The pioneering piece of equipment in question is called a Dynamic Respiratory Endoscope. The device essentially enables vets to asses live footage of a horse’s airways while it is galloping at full speed during a training session. Previously this was done under far less ‘natural’ conditions as the horse was placed on a treadmill while the endoscope was threaded down its nostril and data was recorded on surrounding instrumentation. This put both the horse and researchers in a considerable amount of danger since the situation was very stressful for the horse and also meant that conditions were not replicated exactly since there was no jockey, no open spaces and no fresh air. But all of that looks set to change do to the newly developed equipment.
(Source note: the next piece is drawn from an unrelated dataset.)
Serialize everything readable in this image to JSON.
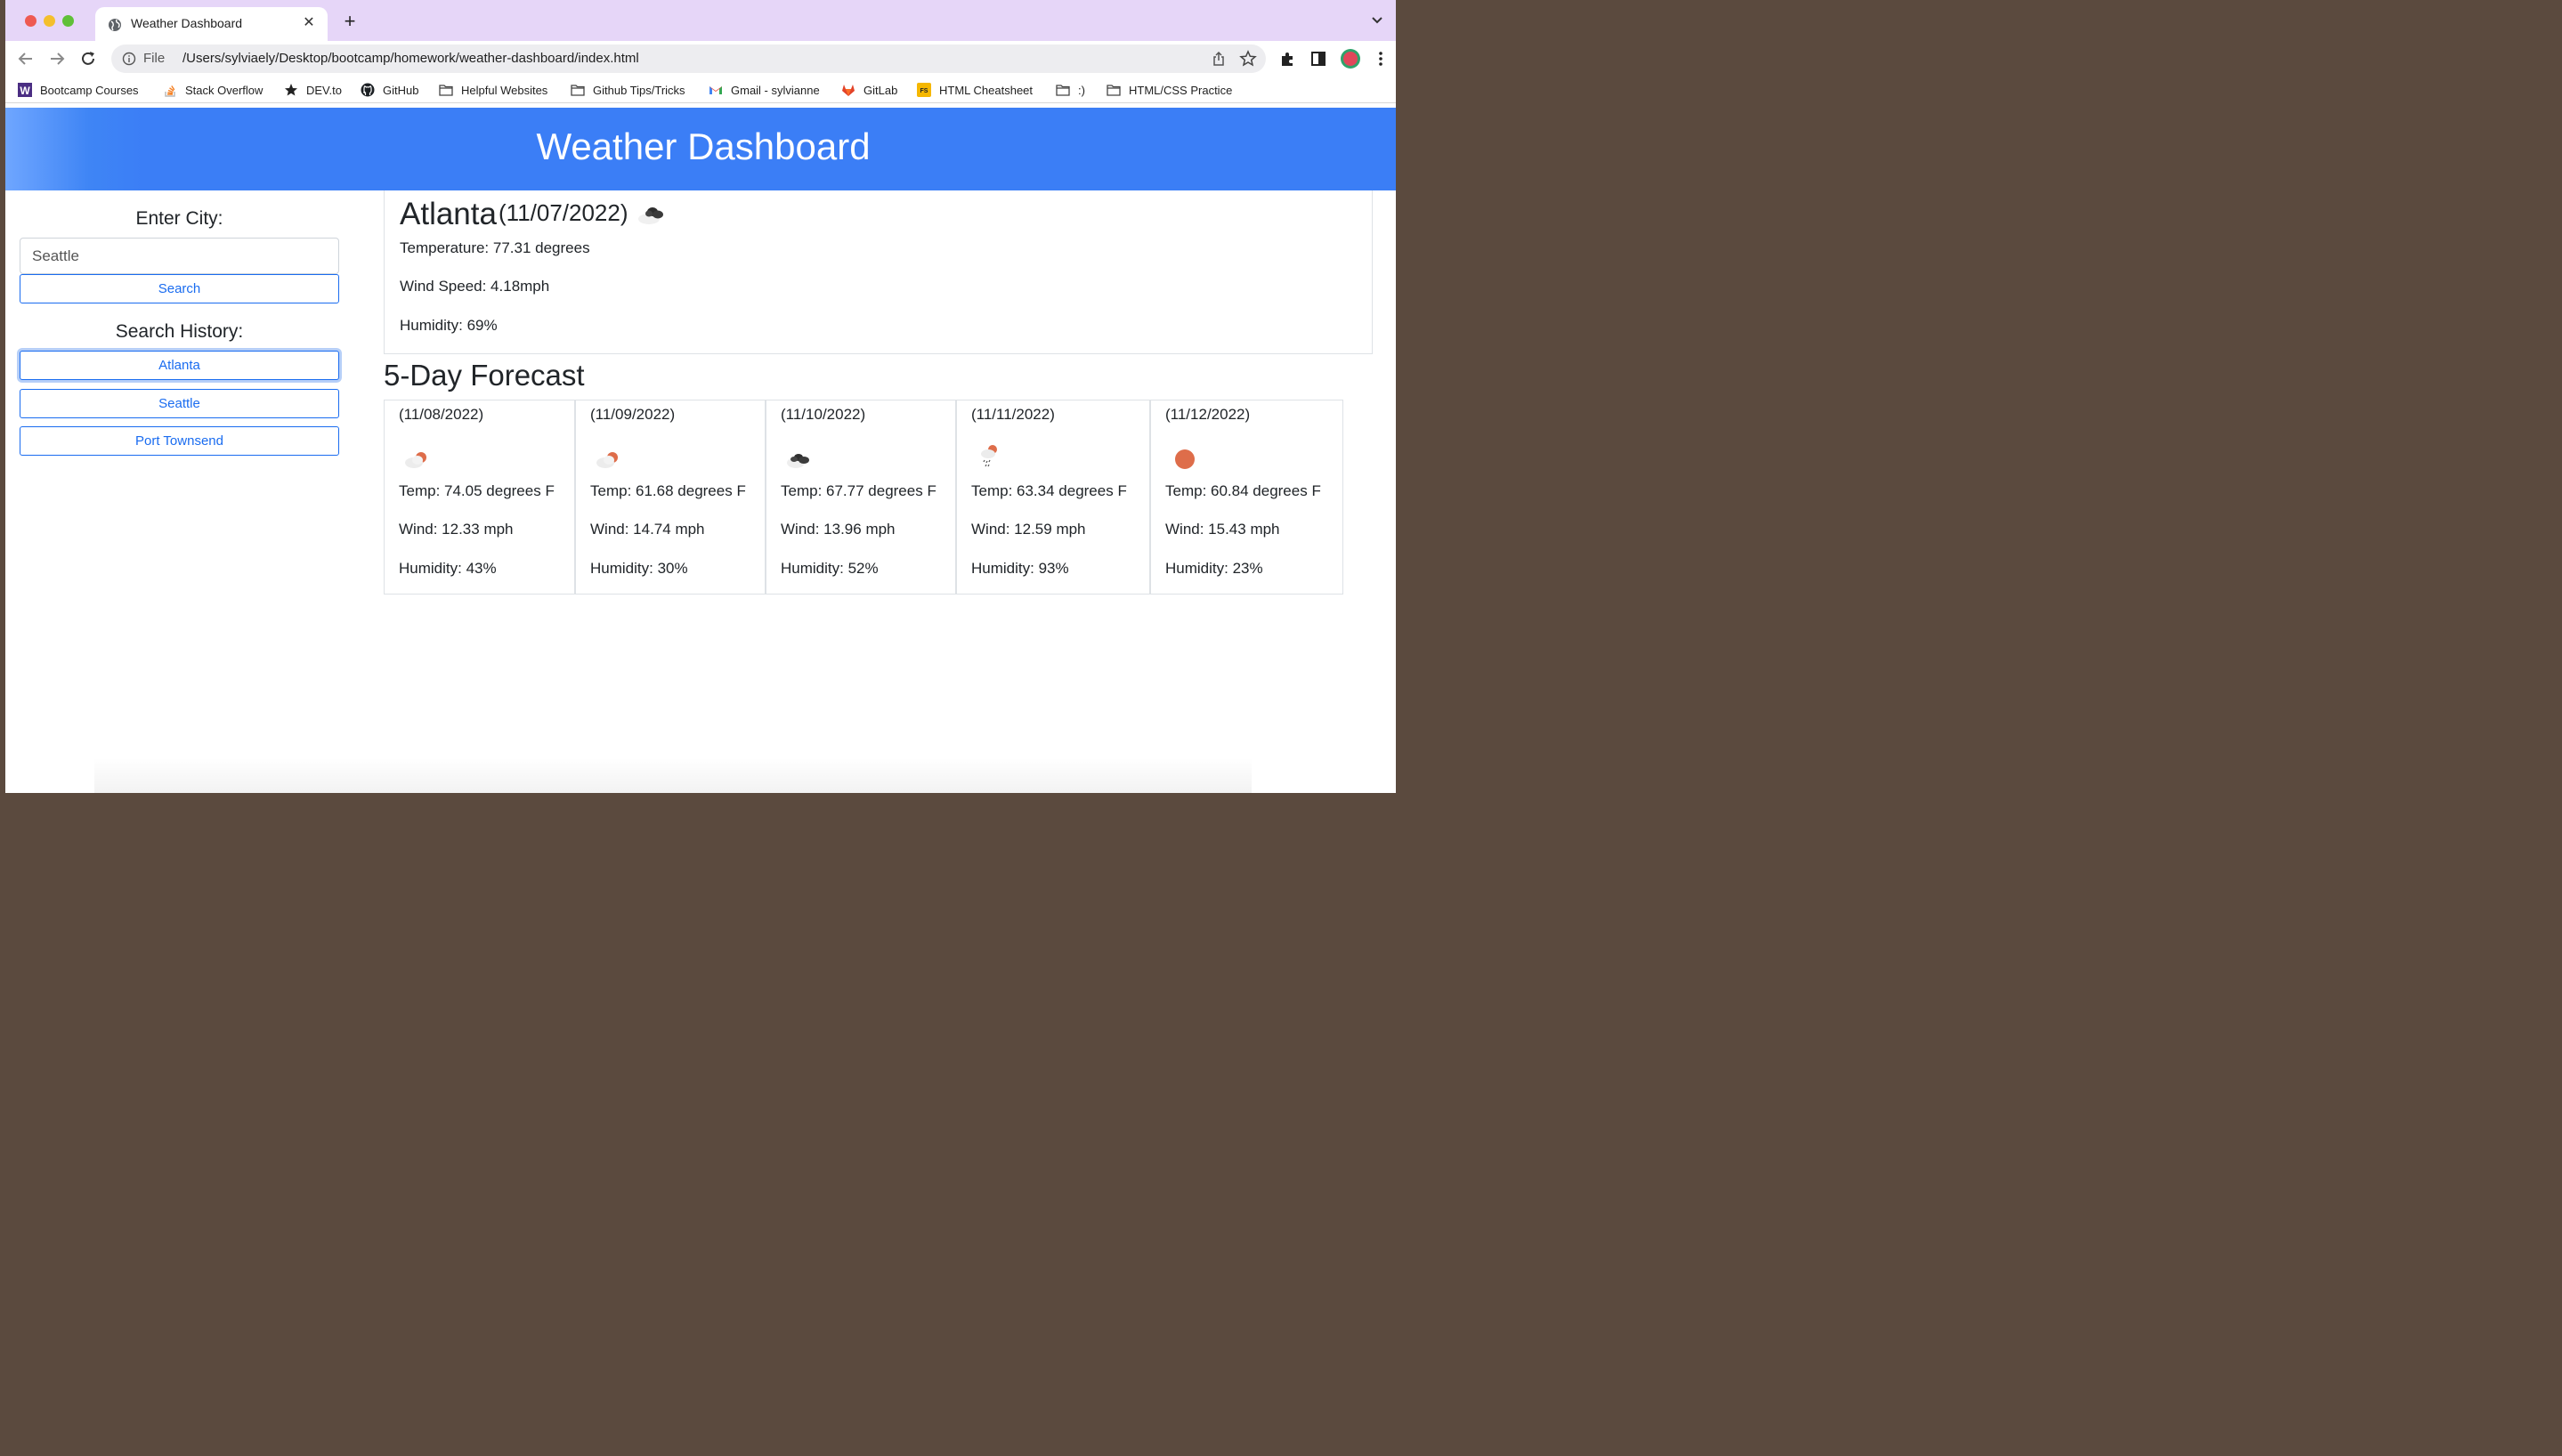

The Dynamic Respiratory Endoscope was developed as part of a joint venture between the University of Glasgow’s Equine Hospital and Mark Johnston Racing. The endoscope will allow vets to better assess the reasons behind poor race performances due to diseases affecting the respiratory area. The fact that the new system enables the horse to be tested under more ‘natural’ conditions also means that diagnoses are more likely to be accurate.

But how does it all work? The jockey wears a backpack that is connected to the endoscope that is fitted to the horse in question. The information recorded by the camera is then relayed to a small hand-held screen held by the vet via Wi-Fi. The vet may be up to half a kilometer away and still receive the information, so at the average race track he should have a fairly continuous update of the horse’s respiratory tract. This may be a somewhat unusual use of Wi-Fi technology, but it certainly an ingenious one.

Racehorse trainer Mark Johnston commented that the new equipment was a leap forward in diagnosing problems. We may well see the Dynamic Respiratory Endoscope in full use across the world very soon. Until then, however, it will be used and tested by the University of Glasgow’s newly launched Performance Horse Clinic.